Back Button

How to Dewinterize a Foreclosed House

Shaunta Alburger

Houses in foreclosure often go through a winterization process to protect the pipes from freezing. Especially in unoccupied foreclosed houses, this process sometimes extends to year-round.

Dewinterizing your home gets the water flowing again.

When you buy a house that has been in foreclosure, turning the water back on properly, or dewinterizing the house, protects the pipes from damage. You can hire a plumber for this job, or you can do it yourself. Although some banks pay for the dewinterization of a foreclosed home, most do not, according to Sarah Stelmok of Champion Homes Realty.
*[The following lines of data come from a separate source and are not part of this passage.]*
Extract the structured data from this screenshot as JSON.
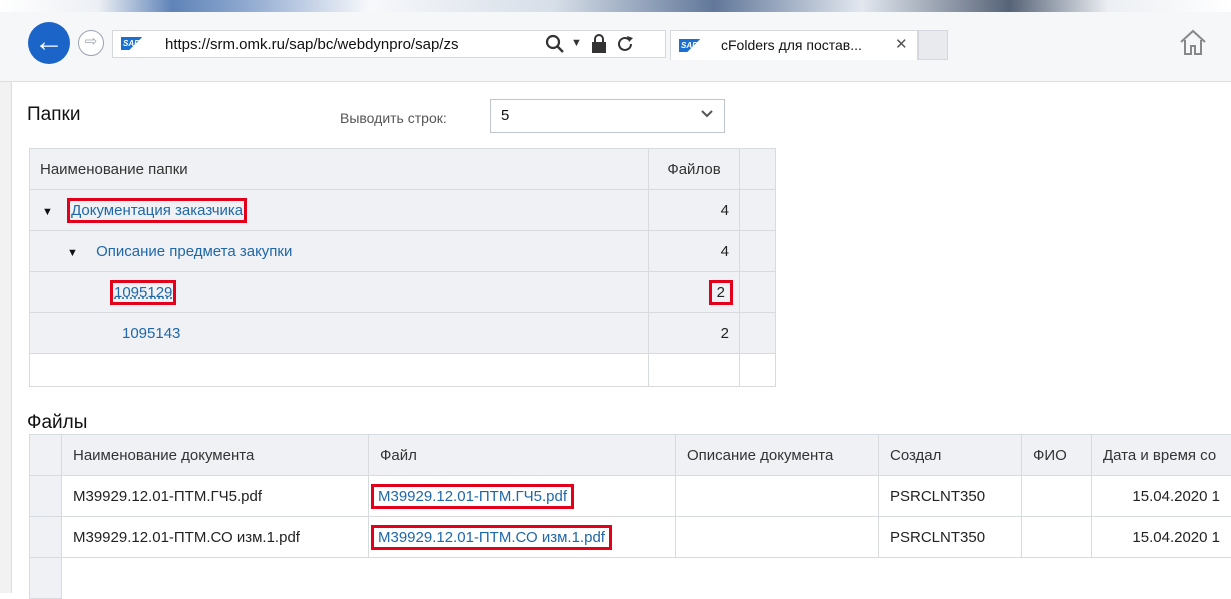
{
  "browser": {
    "url": "https://srm.omk.ru/sap/bc/webdynpro/sap/zs",
    "tab_title": "cFolders для постав...",
    "back_symbol": "←",
    "forward_symbol": "⇨",
    "logo_text": "SAP"
  },
  "folders": {
    "title": "Папки",
    "rows_label": "Выводить строк:",
    "rows_value": "5",
    "columns": [
      "Наименование папки",
      "Файлов"
    ],
    "rows": [
      {
        "name": "Документация заказчика",
        "count": "4",
        "level": 0,
        "expanded": true
      },
      {
        "name": "Описание предмета закупки",
        "count": "4",
        "level": 1,
        "expanded": true
      },
      {
        "name": "1095129",
        "count": "2",
        "level": 2,
        "expanded": false
      },
      {
        "name": "1095143",
        "count": "2",
        "level": 2,
        "expanded": false
      }
    ]
  },
  "files": {
    "title": "Файлы",
    "columns": [
      "Наименование документа",
      "Файл",
      "Описание документа",
      "Создал",
      "ФИО",
      "Дата и время со"
    ],
    "rows": [
      {
        "doc": "M39929.12.01-ПТМ.ГЧ5.pdf",
        "file": "M39929.12.01-ПТМ.ГЧ5.pdf",
        "desc": "",
        "author": "PSRCLNT350",
        "fio": "",
        "date": "15.04.2020 1"
      },
      {
        "doc": "M39929.12.01-ПТМ.СО изм.1.pdf",
        "file": "M39929.12.01-ПТМ.СО изм.1.pdf",
        "desc": "",
        "author": "PSRCLNT350",
        "fio": "",
        "date": "15.04.2020 1"
      }
    ]
  },
  "colors": {
    "link": "#1f67a8",
    "highlight": "#e3001b",
    "header_bg": "#eff1f4"
  }
}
  1. Remove the aerators from the kitchen and bathroom sinks before turning on the water in the house. This allows any mineral buildup to pass through and not get stuck in the aerator. Check that every faucet is turned off before turning on the water valves.

  2. Turn on the water supply valves under each sink. The supply valves are knobs located on the pipes under the sink. Turn the valves counter-clockwise, or to the left, to open them. Open the valve on your hot water heater as well.

  3. Locate an outside water faucet close to the water meter. Turn this to on so that water flows from it when you turn on the main water supply; this way you know that you have water going to the house.

  4. Locate the main water valve on the water meter. It probably looks like a lever you can rotate to the left to open. Rotate the valve a quarter turn, wait 20 seconds, and rotate another quarter turn. Repeat until the valve is completely open. It is important to open the main valve slowly so that the pipes in your house aren't flooded with full-power water, which can cause leaking.

  5. Check that water is flowing through the exterior faucet. If it is, turn the faucet off. Go inside and listen for water flowing into the hot water tank. Do not turn on the electricity to the hot water heater until the tank is full of water.

  6. Turn the water faucet on at each sink. Do this slowly, and allow each faucet to run for 15 or 20 seconds. As you turn off the water, replace the aerators. Once you've cleared each sink, turn the valves for the toilets a quarter turn at a time until they are fully open and the tanks are filling with water. When they are full, flush the toilets. Run water into each shower and bathtub as well. When testing the different water outlets for the first time, go slowly so the pipes have time to adjust to the water and won't leak.

  7. Turn off all the water outlets once the hot water tank is full. Check the water meter. If the usage meter is rotating, you may have a leak. In this instance, call a plumber. You also can do a visual tour of the inside and outside of your house to check for any leaking water.